Pull every line containing "level" from the data.

=== INPUT RECORDS ===

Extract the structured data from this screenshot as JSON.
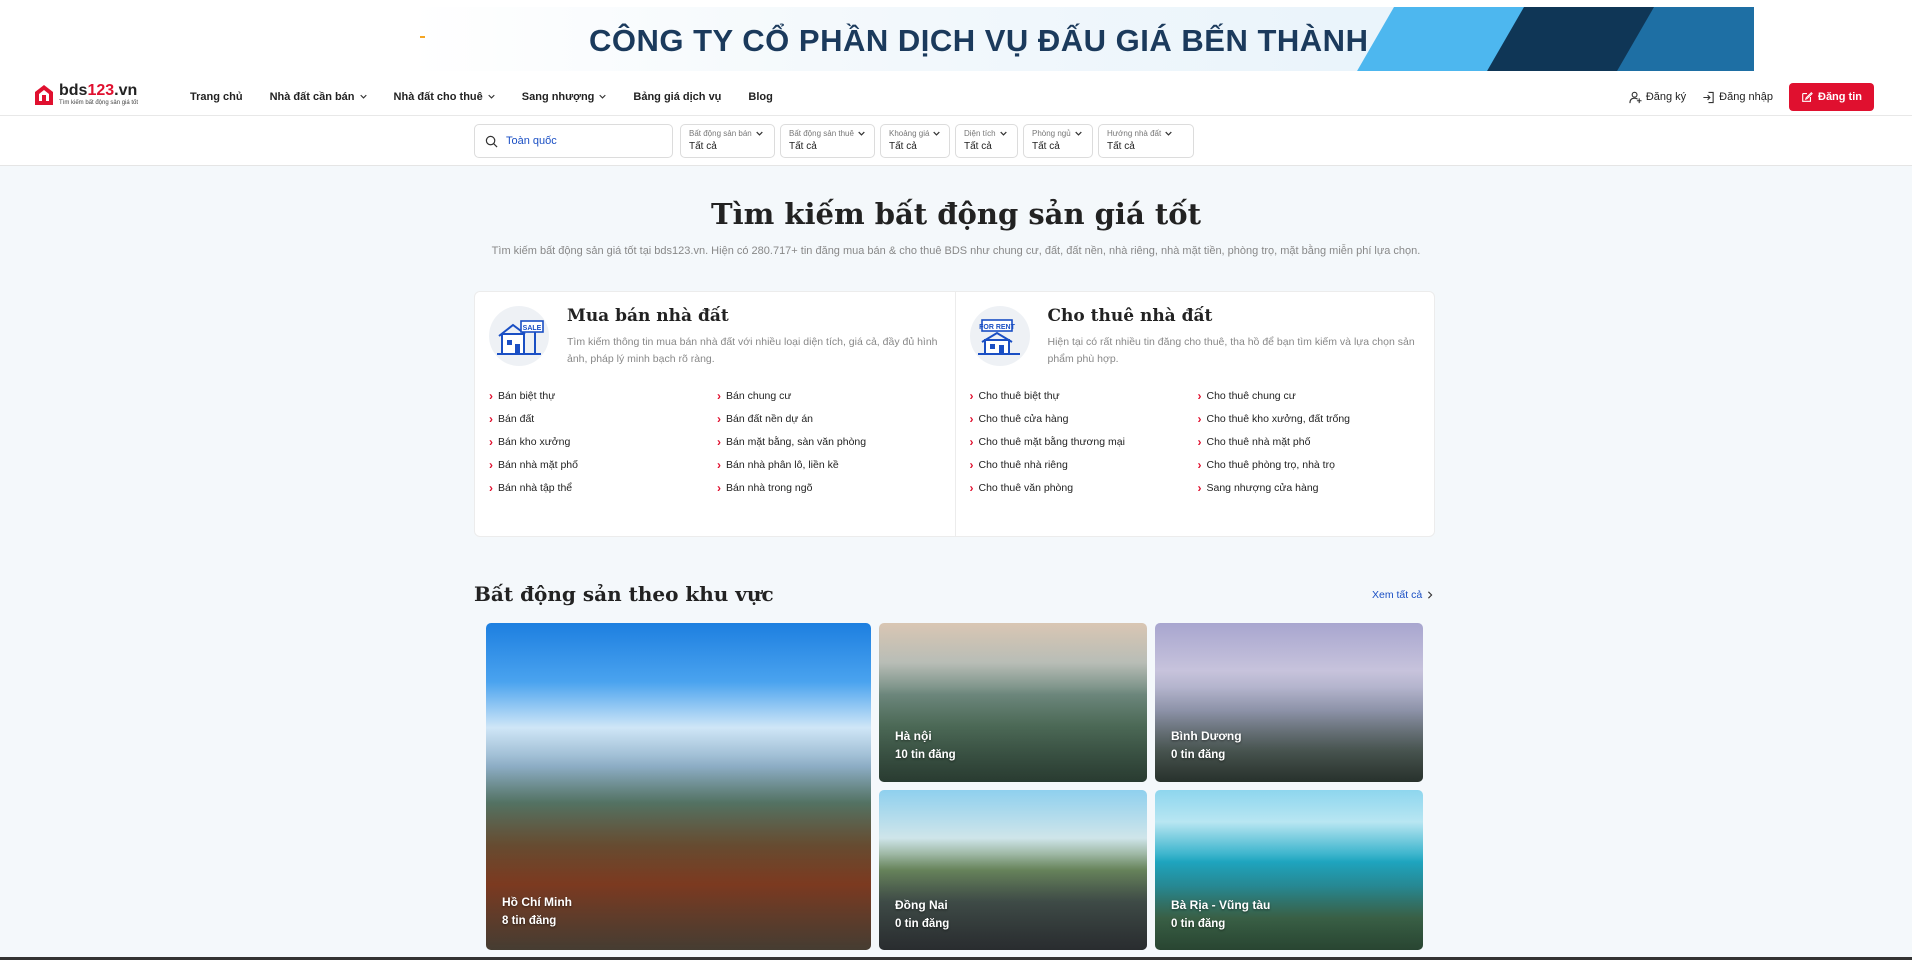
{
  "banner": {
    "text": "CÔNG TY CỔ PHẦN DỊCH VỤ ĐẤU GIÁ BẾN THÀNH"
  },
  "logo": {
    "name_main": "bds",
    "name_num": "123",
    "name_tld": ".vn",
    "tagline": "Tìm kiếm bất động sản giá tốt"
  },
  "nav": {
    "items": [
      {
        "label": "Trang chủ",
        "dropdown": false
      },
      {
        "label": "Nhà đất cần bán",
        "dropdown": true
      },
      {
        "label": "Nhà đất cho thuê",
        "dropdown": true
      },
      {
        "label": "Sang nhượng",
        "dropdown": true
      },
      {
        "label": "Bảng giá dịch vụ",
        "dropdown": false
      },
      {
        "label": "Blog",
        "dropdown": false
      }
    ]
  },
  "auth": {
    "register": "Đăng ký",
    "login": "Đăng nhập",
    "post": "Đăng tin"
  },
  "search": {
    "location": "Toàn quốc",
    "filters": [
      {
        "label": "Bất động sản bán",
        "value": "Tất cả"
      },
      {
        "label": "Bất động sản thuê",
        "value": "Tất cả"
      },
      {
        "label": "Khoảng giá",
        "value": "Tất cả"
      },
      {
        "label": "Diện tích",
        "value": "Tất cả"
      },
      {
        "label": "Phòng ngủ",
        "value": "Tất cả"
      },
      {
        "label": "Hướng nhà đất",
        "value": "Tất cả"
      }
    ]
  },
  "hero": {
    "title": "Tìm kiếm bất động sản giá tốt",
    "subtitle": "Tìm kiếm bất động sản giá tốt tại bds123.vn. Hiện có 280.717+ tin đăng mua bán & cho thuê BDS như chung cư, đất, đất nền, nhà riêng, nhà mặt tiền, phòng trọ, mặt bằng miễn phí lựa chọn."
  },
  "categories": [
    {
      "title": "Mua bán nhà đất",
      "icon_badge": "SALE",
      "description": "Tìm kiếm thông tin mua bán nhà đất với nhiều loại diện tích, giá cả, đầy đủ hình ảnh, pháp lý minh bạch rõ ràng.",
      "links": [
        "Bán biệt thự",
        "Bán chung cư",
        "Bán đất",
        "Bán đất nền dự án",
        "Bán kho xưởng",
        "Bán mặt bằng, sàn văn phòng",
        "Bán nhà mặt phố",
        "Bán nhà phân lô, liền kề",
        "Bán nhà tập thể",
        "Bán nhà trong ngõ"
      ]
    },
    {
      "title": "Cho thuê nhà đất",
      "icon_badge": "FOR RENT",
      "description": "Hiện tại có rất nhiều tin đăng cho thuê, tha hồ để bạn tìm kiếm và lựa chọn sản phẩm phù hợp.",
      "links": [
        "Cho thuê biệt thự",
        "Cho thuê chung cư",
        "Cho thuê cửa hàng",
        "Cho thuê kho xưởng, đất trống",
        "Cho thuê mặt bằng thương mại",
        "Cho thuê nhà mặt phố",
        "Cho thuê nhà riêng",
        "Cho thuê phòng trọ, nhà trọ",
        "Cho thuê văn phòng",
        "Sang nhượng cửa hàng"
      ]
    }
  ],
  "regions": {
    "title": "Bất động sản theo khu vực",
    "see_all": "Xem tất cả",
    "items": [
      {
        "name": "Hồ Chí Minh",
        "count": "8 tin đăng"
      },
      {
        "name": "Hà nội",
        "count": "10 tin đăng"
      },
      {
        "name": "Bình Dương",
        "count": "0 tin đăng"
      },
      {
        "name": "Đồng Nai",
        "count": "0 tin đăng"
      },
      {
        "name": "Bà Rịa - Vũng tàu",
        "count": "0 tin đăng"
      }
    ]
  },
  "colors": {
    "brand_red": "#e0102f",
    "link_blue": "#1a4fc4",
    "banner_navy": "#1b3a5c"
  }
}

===
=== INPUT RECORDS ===

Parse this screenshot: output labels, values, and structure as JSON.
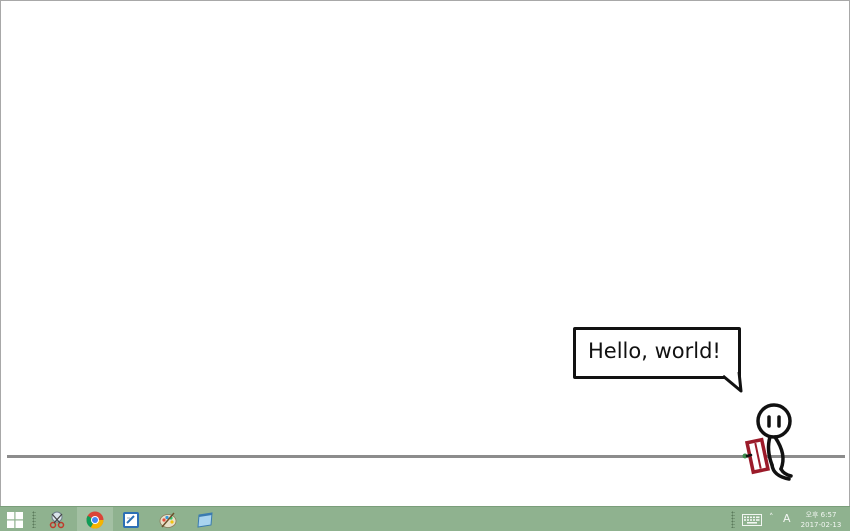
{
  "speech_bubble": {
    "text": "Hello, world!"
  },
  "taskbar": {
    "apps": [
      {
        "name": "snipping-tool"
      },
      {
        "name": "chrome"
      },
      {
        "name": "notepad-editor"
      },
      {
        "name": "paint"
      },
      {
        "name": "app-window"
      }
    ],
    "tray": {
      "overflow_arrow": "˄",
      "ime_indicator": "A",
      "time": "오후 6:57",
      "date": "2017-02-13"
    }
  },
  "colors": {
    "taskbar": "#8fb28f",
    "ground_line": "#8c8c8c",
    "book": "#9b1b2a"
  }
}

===
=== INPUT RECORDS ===

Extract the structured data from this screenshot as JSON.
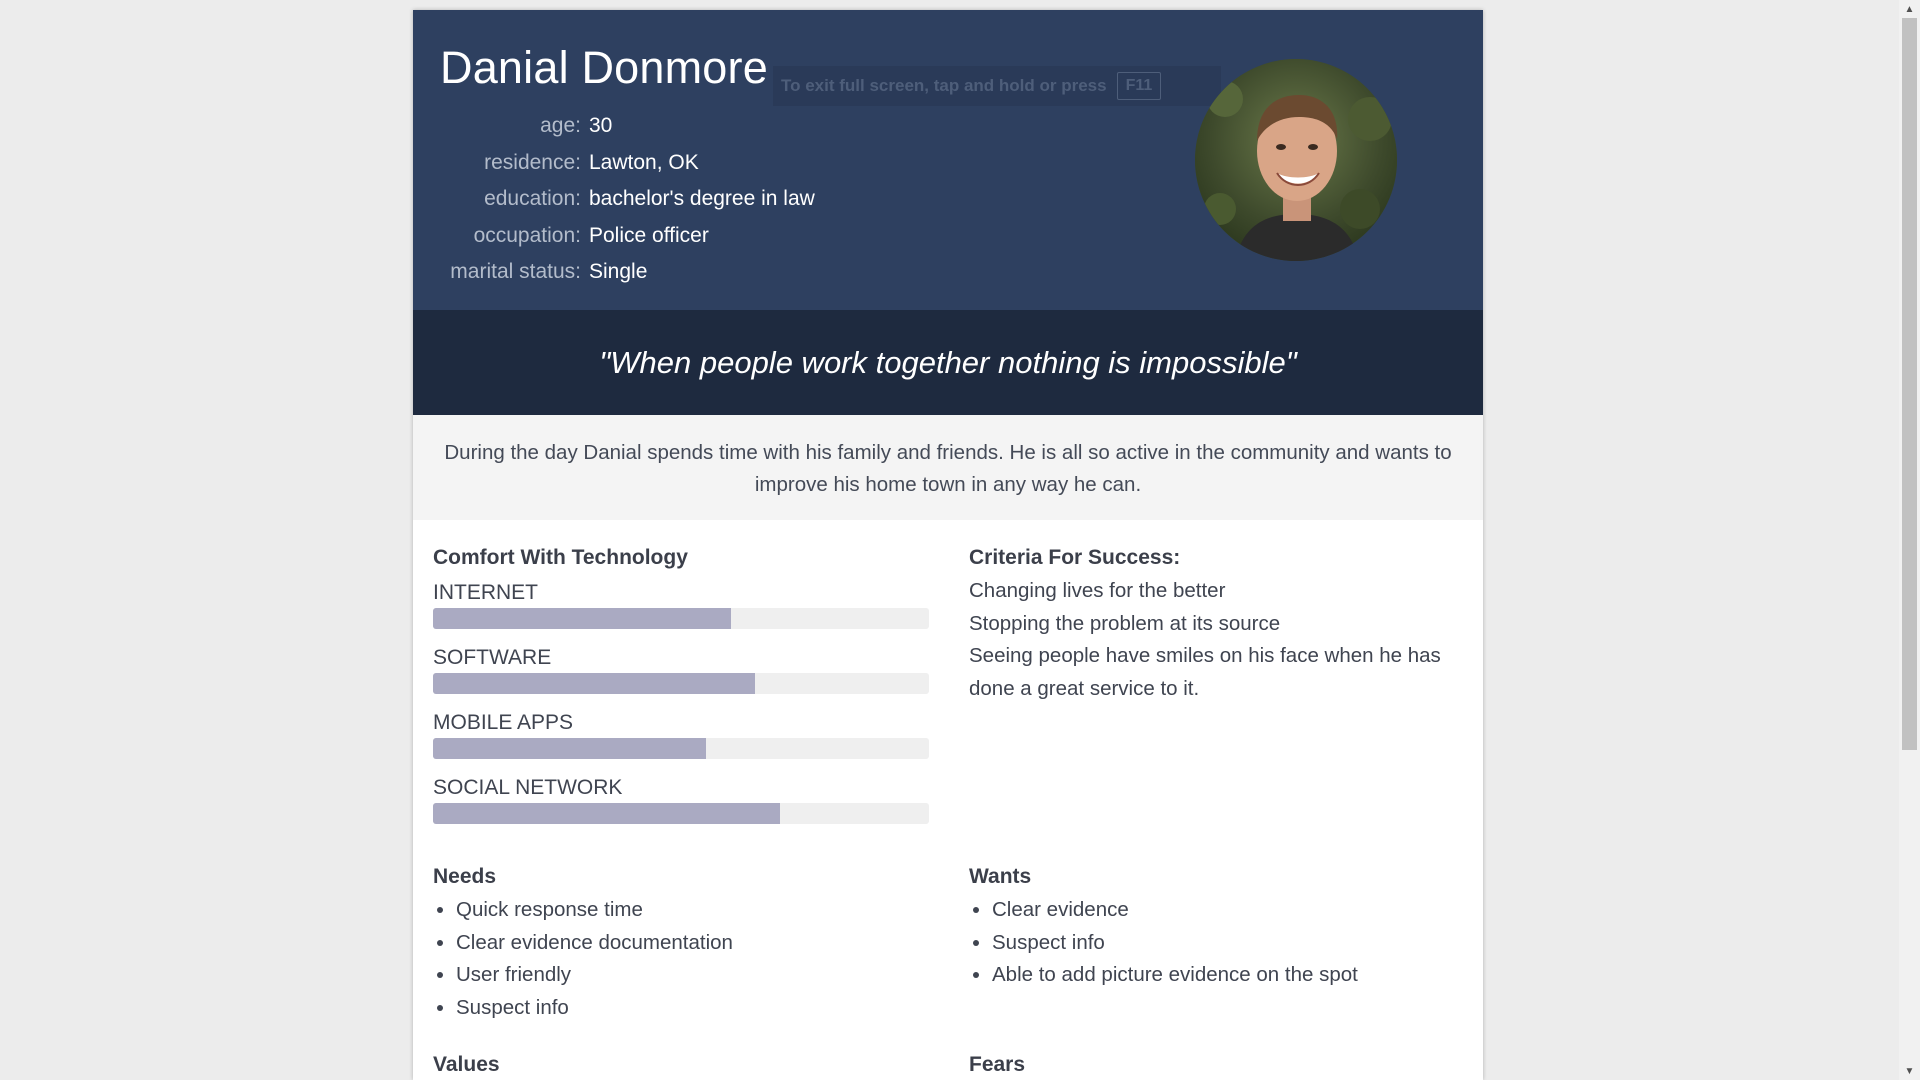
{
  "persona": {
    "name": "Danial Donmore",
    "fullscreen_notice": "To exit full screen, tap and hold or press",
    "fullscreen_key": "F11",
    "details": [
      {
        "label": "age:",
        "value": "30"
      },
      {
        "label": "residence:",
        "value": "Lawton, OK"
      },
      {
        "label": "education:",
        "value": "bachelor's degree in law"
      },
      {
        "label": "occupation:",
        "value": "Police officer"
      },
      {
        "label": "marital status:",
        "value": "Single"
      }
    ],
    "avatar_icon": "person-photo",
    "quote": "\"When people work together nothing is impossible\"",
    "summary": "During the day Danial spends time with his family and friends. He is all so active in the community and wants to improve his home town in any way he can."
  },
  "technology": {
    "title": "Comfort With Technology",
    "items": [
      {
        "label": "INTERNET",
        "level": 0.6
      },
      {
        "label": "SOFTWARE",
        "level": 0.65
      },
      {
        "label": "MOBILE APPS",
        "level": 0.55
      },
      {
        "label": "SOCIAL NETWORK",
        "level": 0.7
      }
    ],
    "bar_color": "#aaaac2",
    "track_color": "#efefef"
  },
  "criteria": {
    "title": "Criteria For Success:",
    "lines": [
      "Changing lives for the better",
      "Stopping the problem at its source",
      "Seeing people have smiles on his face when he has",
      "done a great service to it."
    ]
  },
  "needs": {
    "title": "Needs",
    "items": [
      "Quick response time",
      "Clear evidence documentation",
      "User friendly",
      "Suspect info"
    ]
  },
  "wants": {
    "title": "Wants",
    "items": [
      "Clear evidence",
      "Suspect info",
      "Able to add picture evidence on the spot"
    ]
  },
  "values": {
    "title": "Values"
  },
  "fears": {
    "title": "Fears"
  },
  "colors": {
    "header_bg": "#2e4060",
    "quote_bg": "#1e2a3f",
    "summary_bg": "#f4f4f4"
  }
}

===

== SOLUTION TO THIS EXERCISE ==
        "level": 0.6
        "level": 0.65
        "level": 0.55
        "level": 0.7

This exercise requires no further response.